Nowadays it’s a pretty common practice to work with a freelance specialist, instead of hiring a full-time employee. It makes sense from a practical point of view: you pay for getting job done without paying wages and supporting administrative needs of employees. But is it really that simple to just hire an outsider? Let’s see what are the pros and cons of hiring a freelance worker.


1. Cost efficient

You pay for the actual work done, instead of covering the coffee-and-talk time plus additional materials your in-office employee would need (not even mentioning paid vacation and sick days). Besides, project budget is decided in advance, so, supposedly, there would be no surprises.

2. Gets more work done

Being aware of their most proficient time, freelancers set their own working hours. Not only they get more job done, they are more eager to do it in order to keep a client.

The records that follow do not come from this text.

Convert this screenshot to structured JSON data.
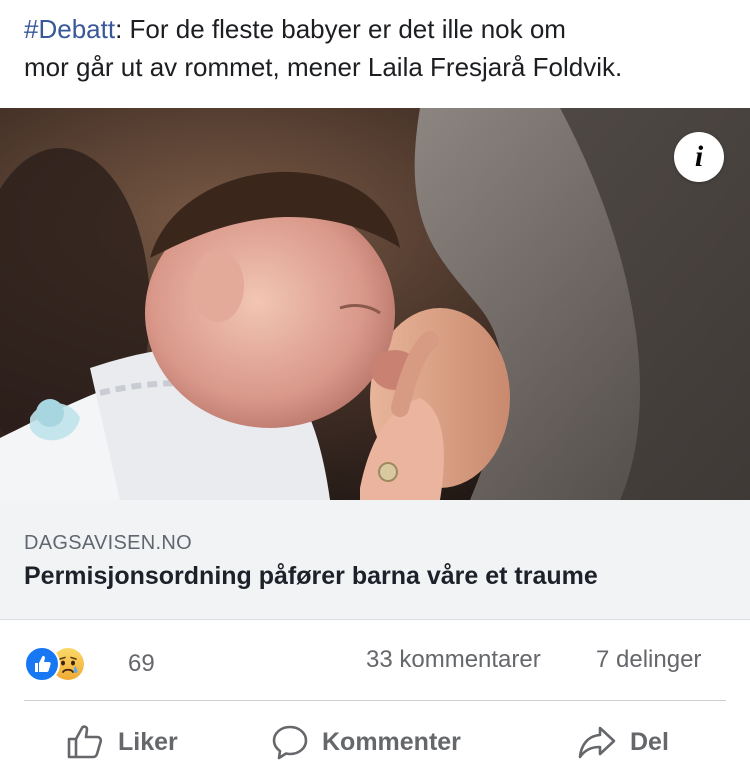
{
  "post": {
    "hashtag": "#Debatt",
    "text_line1_rest": ": For de fleste babyer er det ille nok om",
    "text_line2": "mor går ut av rommet, mener Laila Fresjarå Foldvik."
  },
  "link_card": {
    "domain": "DAGSAVISEN.NO",
    "title": "Permisjonsordning påfører barna våre et traume"
  },
  "stats": {
    "reaction_count": "69",
    "comments": "33 kommentarer",
    "shares": "7 delinger"
  },
  "actions": {
    "like": "Liker",
    "comment": "Kommenter",
    "share": "Del"
  },
  "icons": {
    "info": "i",
    "reactions": [
      "like-icon",
      "sad-icon"
    ],
    "action_icons": [
      "thumbs-up-icon",
      "comment-bubble-icon",
      "share-arrow-icon"
    ]
  },
  "colors": {
    "hashtag": "#385898",
    "like_blue": "#1877f2",
    "secondary_text": "#65676b",
    "card_bg": "#f2f3f5"
  }
}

Plus, they do not get paid for sitting at office – their own profit depends on how soon they complete another project.

3. Specialized

When looking for a full-time employee, you seek a man of many talents since you want invest your money reasonably. Thus, sometimes a man who can do a lot, has trouble with doing one thing perfectly. Now when you take on a freelancer, you’re given an opportunity to choose from a variety of different specialists from a particular sphere. Creative writers write for you creatively. Logo designers make logos. SMM managers manage your social medias and so on.  When on-site workers should have necessary skills to do every task simultaneously.

4. Flexible

You seek a freelancer when he or she is needed, simple as that. You don’t have to pay out compensation when your project is finished and you don’t need him/her anymore.

5. Less legal issues

Your full-time employees have more than a few rights under the state and federal law, meaning there is lots of legal claims to be brought against you. However, a freelancer works under an independent contract as a separate entity, meaning they are not applied to him/her.

P.S. That does not mean you are allowed to discriminate and judge people you hire or work with – they can still sue you.


1. Ghostly

Usually, an average freelancer has more than one project going, so there’s a possibility he or she won’t be available during your working hours or without proper planning in advance. At the beginning everything goes smoothly, work is turned in on time and you are both satisfied with your working relationship. But eventually deadlines get missed, quality worsens and then no one answers your emails.It’s a not a general rule, but it may happen.

2. Risky

You have to be conscious of all the risks before hiring someone from outside. Someone without any  background knowledge of your company or your partners. Will their work match their claims? Will they meet your deadlines? Are they as skillful as they say?
You cannot know. So take a precaution measures: look through their portfolio, ask for recommendations, ask key questions. Make sure that paperwork is in order and all payment issues have been resolved beforehand.

3. Less Controllable

For sure, a freelance you’ve hired would have much more freedom than your in-house employee. You will not be able to supervise and control his/her each and every step. Are you okay with?

4. Owns copyrights

More often than not, freelancers own the copyrights for the project they created. And while this issue may be easily resolved in terms of contract, not everyone would agree to give them up.

Nonetheless, hiring a freelancer can be a perfect solution for your business. Nevertheless, do not let low costs deceive you, there are always dis- to every advantage.  Consider all the aspects, so you would know how to deal with them. If in your case pros outweigh the cons, there are enough online resources to post your project or look for freelancers i.e. Upwork, Freelancer, PeoplePerHour etc. Use a well-known site that thoroughly monitors freelancers for any kind of fraud to avoid being deceived. Although, such websites charge a monetary fee for hiring a suitable freelancer. Usually it’s a small percentage from the overall cost of the project, which can be paid either by the hiring side or by freelancers.

Most of the time, freelancers are well-behaving responsible workers that value your money and time.